Banks feel under no obligation to lend to SMEs

The economy is in a bad state and unemployment is rising, and small businesses are also suffering as banks are refusing to lend to many potential customers. There are no legal obligations for banks to lend to people so they are only motivated by their desire to see borrowing increase and apparently this desire is not very strong.

Banks have said that the demand for loans is low and that is why they are having to refuse loans to some of the people who come to them. The Small Business Federation disagrees with this statement however and says the banks are receiving many applications for loans. Small businesses often need an injection of capital from a bank loan to allow them to expand.

Critics have said that banks are capable of making the number of refusals look less than they actually are by only noting those refusals of formal applications, despite many people being refused after a casual enquiry. Business owners also fear that the requesting of a loan may make their overdraft more expensive.

The fact that the economy is doing badly can be a good opportunity for those businesses which are strong enough to weather the bad times. They are seeing their competition going out of business and this means there is a good opportunity to expand. The problem is they need capital to do this and they banks are refusing to provide it.
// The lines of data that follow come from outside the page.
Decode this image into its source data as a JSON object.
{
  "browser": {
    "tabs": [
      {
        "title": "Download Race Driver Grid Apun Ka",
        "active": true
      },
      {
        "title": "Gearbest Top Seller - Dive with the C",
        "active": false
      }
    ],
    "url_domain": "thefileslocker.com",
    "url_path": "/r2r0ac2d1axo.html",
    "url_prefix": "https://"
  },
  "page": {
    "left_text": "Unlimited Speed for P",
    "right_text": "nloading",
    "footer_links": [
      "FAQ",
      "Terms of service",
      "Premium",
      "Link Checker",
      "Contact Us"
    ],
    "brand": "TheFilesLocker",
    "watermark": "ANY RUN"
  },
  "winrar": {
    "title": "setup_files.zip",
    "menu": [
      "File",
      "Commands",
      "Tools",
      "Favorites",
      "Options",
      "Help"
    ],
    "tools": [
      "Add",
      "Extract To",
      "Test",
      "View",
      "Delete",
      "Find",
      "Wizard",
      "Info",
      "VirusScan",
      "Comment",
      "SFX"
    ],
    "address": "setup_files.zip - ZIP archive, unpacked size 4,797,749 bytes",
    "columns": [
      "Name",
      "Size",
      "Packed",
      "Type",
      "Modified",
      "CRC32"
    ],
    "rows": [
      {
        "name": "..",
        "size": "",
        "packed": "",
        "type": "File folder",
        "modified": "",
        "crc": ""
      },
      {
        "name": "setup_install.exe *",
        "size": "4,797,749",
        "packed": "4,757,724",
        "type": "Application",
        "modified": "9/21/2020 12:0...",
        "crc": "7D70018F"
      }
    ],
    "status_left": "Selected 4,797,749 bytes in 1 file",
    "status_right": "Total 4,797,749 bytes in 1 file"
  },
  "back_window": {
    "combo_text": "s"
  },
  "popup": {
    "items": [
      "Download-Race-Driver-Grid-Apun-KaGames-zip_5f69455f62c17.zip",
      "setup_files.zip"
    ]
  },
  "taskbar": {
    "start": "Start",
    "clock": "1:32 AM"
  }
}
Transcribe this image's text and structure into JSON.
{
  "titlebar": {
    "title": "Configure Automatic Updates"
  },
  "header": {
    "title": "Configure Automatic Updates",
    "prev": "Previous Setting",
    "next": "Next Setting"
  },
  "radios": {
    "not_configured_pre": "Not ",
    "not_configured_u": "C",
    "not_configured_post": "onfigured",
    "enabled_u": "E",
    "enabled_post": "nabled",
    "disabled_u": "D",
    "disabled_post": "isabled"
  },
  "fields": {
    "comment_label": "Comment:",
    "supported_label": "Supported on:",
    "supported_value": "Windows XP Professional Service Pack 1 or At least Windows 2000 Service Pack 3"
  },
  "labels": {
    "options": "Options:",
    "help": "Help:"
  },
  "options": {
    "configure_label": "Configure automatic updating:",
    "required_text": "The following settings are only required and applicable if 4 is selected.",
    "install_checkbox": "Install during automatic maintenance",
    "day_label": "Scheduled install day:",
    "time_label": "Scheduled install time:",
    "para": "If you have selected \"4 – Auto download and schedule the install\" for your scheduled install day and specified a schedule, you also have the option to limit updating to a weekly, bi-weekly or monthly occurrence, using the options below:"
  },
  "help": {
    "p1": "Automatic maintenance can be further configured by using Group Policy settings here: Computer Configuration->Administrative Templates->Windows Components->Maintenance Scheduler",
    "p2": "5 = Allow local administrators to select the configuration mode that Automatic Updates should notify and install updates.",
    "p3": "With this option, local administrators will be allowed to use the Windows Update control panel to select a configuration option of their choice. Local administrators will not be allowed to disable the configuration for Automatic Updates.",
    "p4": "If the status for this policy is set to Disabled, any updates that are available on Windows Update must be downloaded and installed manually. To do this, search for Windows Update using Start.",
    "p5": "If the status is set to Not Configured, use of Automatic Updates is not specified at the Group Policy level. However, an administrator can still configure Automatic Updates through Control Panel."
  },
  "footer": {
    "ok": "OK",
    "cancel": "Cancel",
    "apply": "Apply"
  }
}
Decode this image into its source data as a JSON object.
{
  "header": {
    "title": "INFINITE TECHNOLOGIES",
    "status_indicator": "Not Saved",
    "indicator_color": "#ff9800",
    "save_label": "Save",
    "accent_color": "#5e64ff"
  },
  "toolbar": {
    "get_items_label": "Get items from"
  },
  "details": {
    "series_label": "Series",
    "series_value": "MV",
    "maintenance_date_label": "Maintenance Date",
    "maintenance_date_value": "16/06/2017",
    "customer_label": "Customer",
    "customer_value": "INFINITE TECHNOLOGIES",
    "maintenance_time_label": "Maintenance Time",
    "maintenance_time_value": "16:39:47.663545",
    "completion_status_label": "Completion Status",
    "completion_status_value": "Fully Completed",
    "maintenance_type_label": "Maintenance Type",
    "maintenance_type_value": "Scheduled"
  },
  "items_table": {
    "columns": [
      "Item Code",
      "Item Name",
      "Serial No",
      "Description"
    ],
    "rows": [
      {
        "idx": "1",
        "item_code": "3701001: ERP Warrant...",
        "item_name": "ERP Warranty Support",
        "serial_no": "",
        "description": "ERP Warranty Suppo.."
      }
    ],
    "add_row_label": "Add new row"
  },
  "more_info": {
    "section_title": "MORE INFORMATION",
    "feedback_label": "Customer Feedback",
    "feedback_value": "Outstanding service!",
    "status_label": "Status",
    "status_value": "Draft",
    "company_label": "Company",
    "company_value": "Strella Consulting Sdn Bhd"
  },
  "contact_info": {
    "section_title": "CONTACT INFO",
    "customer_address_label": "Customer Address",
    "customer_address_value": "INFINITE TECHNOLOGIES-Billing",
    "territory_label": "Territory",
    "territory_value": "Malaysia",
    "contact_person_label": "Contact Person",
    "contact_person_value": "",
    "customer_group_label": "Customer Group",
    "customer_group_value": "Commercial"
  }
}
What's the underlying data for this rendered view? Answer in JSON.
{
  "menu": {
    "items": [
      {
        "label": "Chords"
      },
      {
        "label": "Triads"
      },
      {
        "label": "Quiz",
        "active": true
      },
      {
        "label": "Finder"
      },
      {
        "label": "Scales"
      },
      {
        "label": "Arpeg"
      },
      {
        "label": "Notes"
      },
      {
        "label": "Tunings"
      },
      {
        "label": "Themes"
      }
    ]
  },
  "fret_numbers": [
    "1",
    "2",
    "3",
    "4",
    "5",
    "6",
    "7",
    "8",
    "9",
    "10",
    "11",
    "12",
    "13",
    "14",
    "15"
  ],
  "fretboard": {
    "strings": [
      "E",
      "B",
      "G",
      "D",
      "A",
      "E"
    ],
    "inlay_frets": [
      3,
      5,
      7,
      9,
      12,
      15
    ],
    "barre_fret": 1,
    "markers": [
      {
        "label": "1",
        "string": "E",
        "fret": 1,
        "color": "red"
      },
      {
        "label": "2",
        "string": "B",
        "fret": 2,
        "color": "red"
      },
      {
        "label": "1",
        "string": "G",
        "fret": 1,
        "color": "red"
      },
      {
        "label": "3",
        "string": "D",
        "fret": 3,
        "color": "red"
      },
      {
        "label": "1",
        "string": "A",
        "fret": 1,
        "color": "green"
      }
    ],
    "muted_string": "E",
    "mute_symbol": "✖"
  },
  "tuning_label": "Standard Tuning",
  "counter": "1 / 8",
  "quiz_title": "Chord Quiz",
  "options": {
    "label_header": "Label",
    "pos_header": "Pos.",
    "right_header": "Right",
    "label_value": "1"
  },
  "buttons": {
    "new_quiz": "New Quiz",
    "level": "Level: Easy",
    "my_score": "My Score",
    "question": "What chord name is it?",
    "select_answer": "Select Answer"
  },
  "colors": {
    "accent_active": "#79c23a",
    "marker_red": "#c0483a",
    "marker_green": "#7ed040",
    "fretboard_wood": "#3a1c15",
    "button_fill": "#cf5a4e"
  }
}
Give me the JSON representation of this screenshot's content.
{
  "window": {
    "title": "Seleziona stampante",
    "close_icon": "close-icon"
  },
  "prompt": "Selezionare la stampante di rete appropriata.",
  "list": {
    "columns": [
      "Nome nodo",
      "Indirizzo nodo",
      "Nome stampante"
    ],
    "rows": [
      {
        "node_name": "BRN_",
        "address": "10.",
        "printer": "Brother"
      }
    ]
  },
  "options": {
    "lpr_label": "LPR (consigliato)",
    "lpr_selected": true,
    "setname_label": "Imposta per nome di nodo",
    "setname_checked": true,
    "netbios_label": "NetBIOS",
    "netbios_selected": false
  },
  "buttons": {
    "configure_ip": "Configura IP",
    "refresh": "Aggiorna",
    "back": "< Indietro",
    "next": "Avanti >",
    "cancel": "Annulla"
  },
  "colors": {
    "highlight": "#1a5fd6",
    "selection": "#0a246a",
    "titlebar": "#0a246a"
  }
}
Osbourne’s promise of a country that will encourage business now seem hollow to many of those wanting to borrow. It also seems the government is doing little to encourage more manufacturing in Britain, something that many people want. This rebalancing of the economy will be a very difficult task as the growth figures in manufacturing need to be very high, recent figures suggest that manufacturing is still declining.